— Provided data —
******************************
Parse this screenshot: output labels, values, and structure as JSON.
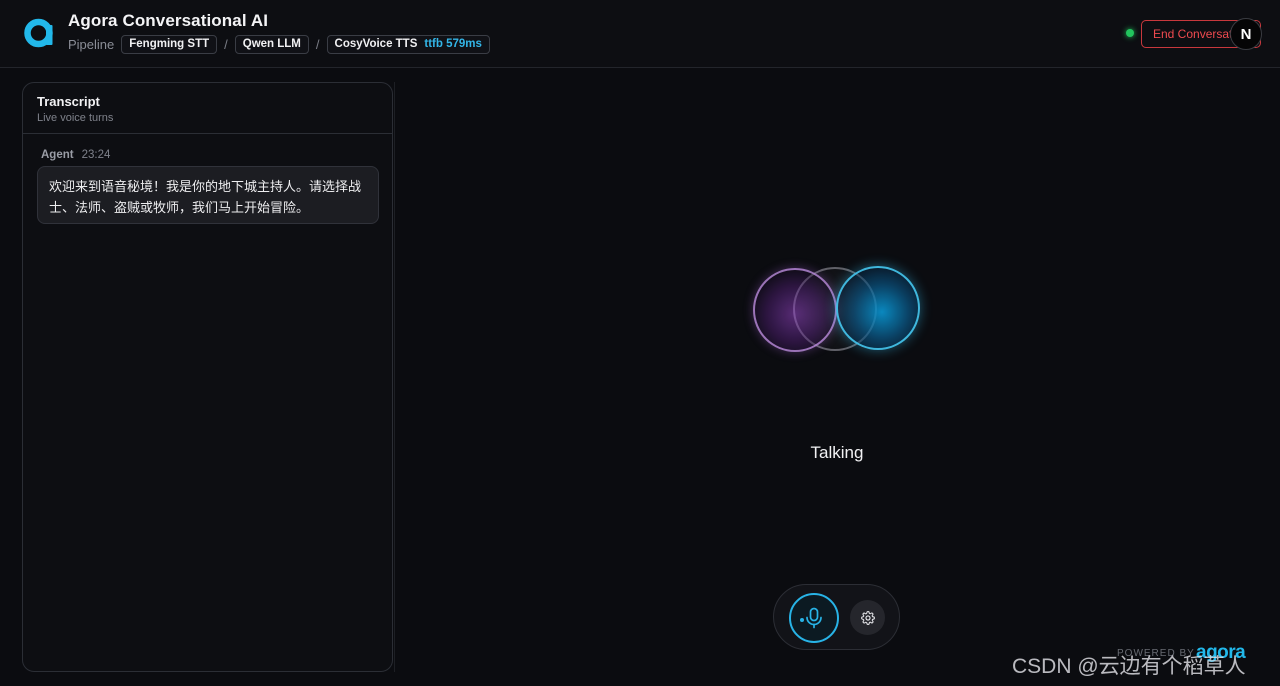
{
  "header": {
    "title": "Agora Conversational AI",
    "pipeline_label": "Pipeline",
    "stt": "Fengming STT",
    "llm": "Qwen LLM",
    "tts": "CosyVoice TTS",
    "ttfb": "ttfb 579ms",
    "end_button": "End Conversation",
    "avatar_letter": "N",
    "status_color": "#22c55e"
  },
  "transcript": {
    "title": "Transcript",
    "subtitle": "Live voice turns",
    "messages": [
      {
        "author": "Agent",
        "time": "23:24",
        "text": "欢迎来到语音秘境！我是你的地下城主持人。请选择战士、法师、盗贼或牧师，我们马上开始冒险。"
      }
    ]
  },
  "agent": {
    "state": "Talking"
  },
  "controls": {
    "mic_icon": "microphone-icon",
    "settings_icon": "gear-icon",
    "accent": "#28b3e6"
  },
  "footer": {
    "powered_by": "POWERED BY",
    "brand": "agora"
  },
  "watermark": "CSDN @云边有个稻草人"
}
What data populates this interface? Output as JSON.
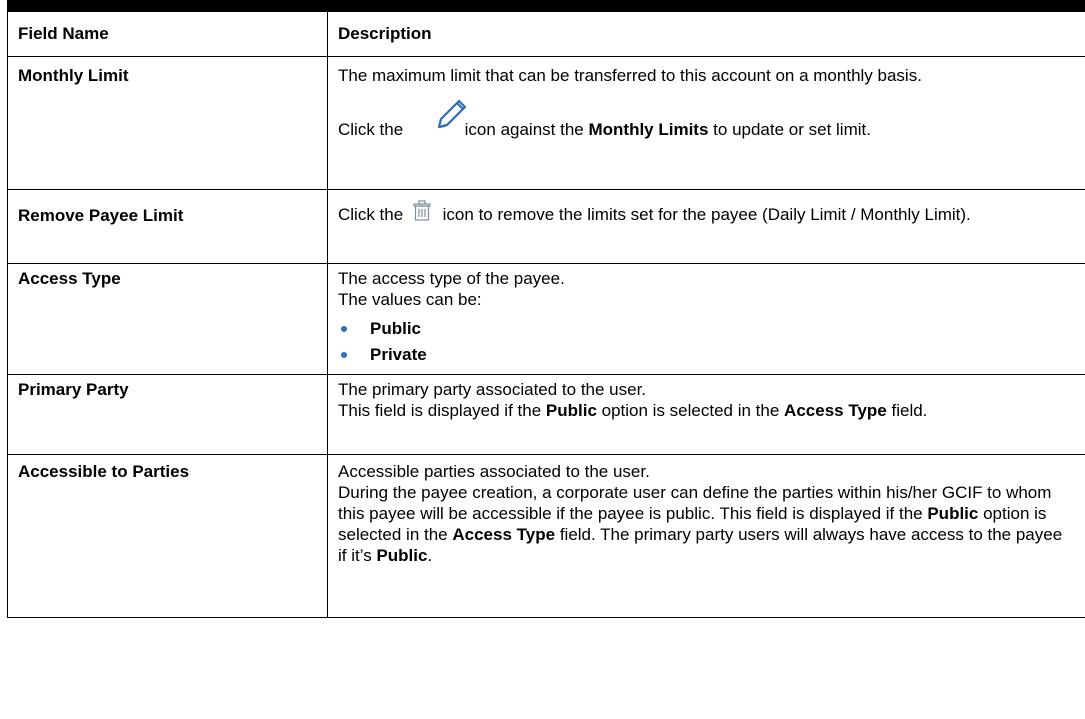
{
  "table": {
    "header": {
      "col1": "Field Name",
      "col2": "Description"
    },
    "rows": [
      {
        "name": "Monthly Limit",
        "desc1": "The maximum limit that can be transferred to this account on a monthly basis.",
        "click_pre": "Click the",
        "click_mid": "icon against the",
        "click_bold": "Monthly Limits",
        "click_post": "to update or set limit.",
        "icon": "pencil-icon"
      },
      {
        "name": "Remove Payee Limit",
        "click_pre": "Click the",
        "click_post": "icon to remove the limits set for the payee (Daily Limit / Monthly Limit).",
        "icon": "trash-icon"
      },
      {
        "name": "Access Type",
        "desc1": "The access type of the payee.",
        "desc2": "The values can be:",
        "values": [
          "Public",
          "Private"
        ]
      },
      {
        "name": "Primary Party",
        "desc1": "The primary party associated to the user.",
        "desc2_pre": "This field is displayed if the",
        "desc2_b1": "Public",
        "desc2_mid": "option is selected in the",
        "desc2_b2": "Access Type",
        "desc2_post": "field."
      },
      {
        "name": "Accessible to Parties",
        "desc1": "Accessible parties associated to the user.",
        "desc2": "During the payee creation, a corporate user can define the parties within his/her GCIF to whom this payee will be accessible if the payee is public. This field is displayed if the",
        "desc2_b1": "Public",
        "desc2_mid": "option is selected in the",
        "desc2_b2": "Access Type",
        "desc2_mid2": "field. The primary party users will always have access to the payee if it’s",
        "desc2_b3": "Public",
        "desc2_post": "."
      }
    ]
  },
  "colors": {
    "bullet": "#2f6db5",
    "pencil": "#2f6db5",
    "trash": "#7a8f9e"
  }
}
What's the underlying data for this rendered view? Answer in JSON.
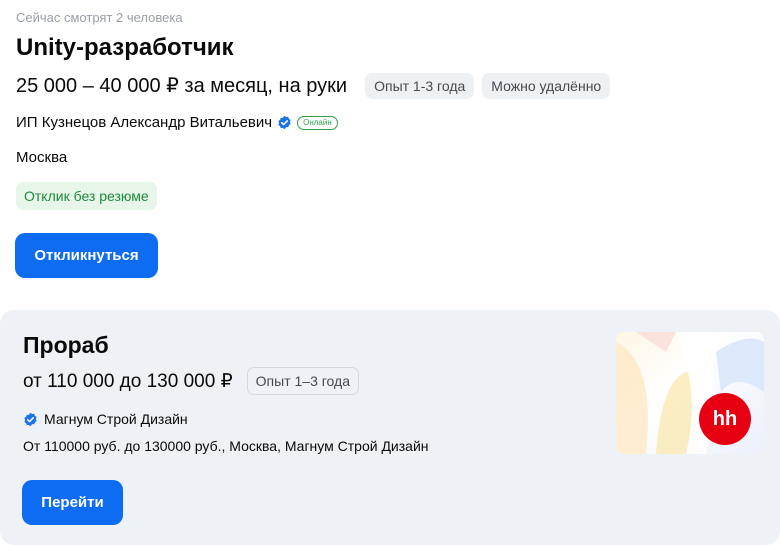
{
  "vacancy1": {
    "watching_now": "Сейчас смотрят 2 человека",
    "title": "Unity-разработчик",
    "salary": "25 000 – 40 000 ₽ за месяц, на руки",
    "experience": "Опыт 1-3 года",
    "remote": "Можно удалённо",
    "company": "ИП Кузнецов Александр Витальевич",
    "online_badge": "Онлайн",
    "city": "Москва",
    "no_resume": "Отклик без резюме",
    "apply_label": "Откликнуться",
    "accent": "#0d6cf2"
  },
  "vacancy2": {
    "title": "Прораб",
    "salary": "от 110 000  до 130 000 ₽",
    "experience": "Опыт 1–3 года",
    "company": "Магнум Строй Дизайн",
    "description": "От 110000 руб. до 130000 руб., Москва, Магнум Строй Дизайн",
    "go_label": "Перейти",
    "logo_text": "hh",
    "logo_color": "#e60012"
  },
  "icons": {
    "verified": "verified-check-icon"
  }
}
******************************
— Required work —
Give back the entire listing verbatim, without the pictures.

— Solution to the exercise —
Parse this screenshot: output labels, values, and structure as JSON.
{
  "header": {
    "title": "Agora Conversational AI",
    "pipeline_label": "Pipeline",
    "stt": "Fengming STT",
    "llm": "Qwen LLM",
    "tts": "CosyVoice TTS",
    "ttfb": "ttfb 579ms",
    "end_button": "End Conversation",
    "avatar_letter": "N",
    "status_color": "#22c55e"
  },
  "transcript": {
    "title": "Transcript",
    "subtitle": "Live voice turns",
    "messages": [
      {
        "author": "Agent",
        "time": "23:24",
        "text": "欢迎来到语音秘境！我是你的地下城主持人。请选择战士、法师、盗贼或牧师，我们马上开始冒险。"
      }
    ]
  },
  "agent": {
    "state": "Talking"
  },
  "controls": {
    "mic_icon": "microphone-icon",
    "settings_icon": "gear-icon",
    "accent": "#28b3e6"
  },
  "footer": {
    "powered_by": "POWERED BY",
    "brand": "agora"
  },
  "watermark": "CSDN @云边有个稻草人"
}
What data populates this interface? Output as JSON.
{
  "table": {
    "header": {
      "col1": "Field Name",
      "col2": "Description"
    },
    "rows": [
      {
        "name": "Monthly Limit",
        "desc1": "The maximum limit that can be transferred to this account on a monthly basis.",
        "click_pre": "Click the",
        "click_mid": "icon against the",
        "click_bold": "Monthly Limits",
        "click_post": "to update or set limit.",
        "icon": "pencil-icon"
      },
      {
        "name": "Remove Payee Limit",
        "click_pre": "Click the",
        "click_post": "icon to remove the limits set for the payee (Daily Limit / Monthly Limit).",
        "icon": "trash-icon"
      },
      {
        "name": "Access Type",
        "desc1": "The access type of the payee.",
        "desc2": "The values can be:",
        "values": [
          "Public",
          "Private"
        ]
      },
      {
        "name": "Primary Party",
        "desc1": "The primary party associated to the user.",
        "desc2_pre": "This field is displayed if the",
        "desc2_b1": "Public",
        "desc2_mid": "option is selected in the",
        "desc2_b2": "Access Type",
        "desc2_post": "field."
      },
      {
        "name": "Accessible to Parties",
        "desc1": "Accessible parties associated to the user.",
        "desc2": "During the payee creation, a corporate user can define the parties within his/her GCIF to whom this payee will be accessible if the payee is public. This field is displayed if the",
        "desc2_b1": "Public",
        "desc2_mid": "option is selected in the",
        "desc2_b2": "Access Type",
        "desc2_mid2": "field. The primary party users will always have access to the payee if it’s",
        "desc2_b3": "Public",
        "desc2_post": "."
      }
    ]
  },
  "colors": {
    "bullet": "#2f6db5",
    "pencil": "#2f6db5",
    "trash": "#7a8f9e"
  }
}
What's the underlying data for this rendered view? Answer in JSON.
{
  "vacancy1": {
    "watching_now": "Сейчас смотрят 2 человека",
    "title": "Unity-разработчик",
    "salary": "25 000 – 40 000 ₽ за месяц, на руки",
    "experience": "Опыт 1-3 года",
    "remote": "Можно удалённо",
    "company": "ИП Кузнецов Александр Витальевич",
    "online_badge": "Онлайн",
    "city": "Москва",
    "no_resume": "Отклик без резюме",
    "apply_label": "Откликнуться",
    "accent": "#0d6cf2"
  },
  "vacancy2": {
    "title": "Прораб",
    "salary": "от 110 000  до 130 000 ₽",
    "experience": "Опыт 1–3 года",
    "company": "Магнум Строй Дизайн",
    "description": "От 110000 руб. до 130000 руб., Москва, Магнум Строй Дизайн",
    "go_label": "Перейти",
    "logo_text": "hh",
    "logo_color": "#e60012"
  },
  "icons": {
    "verified": "verified-check-icon"
  }
}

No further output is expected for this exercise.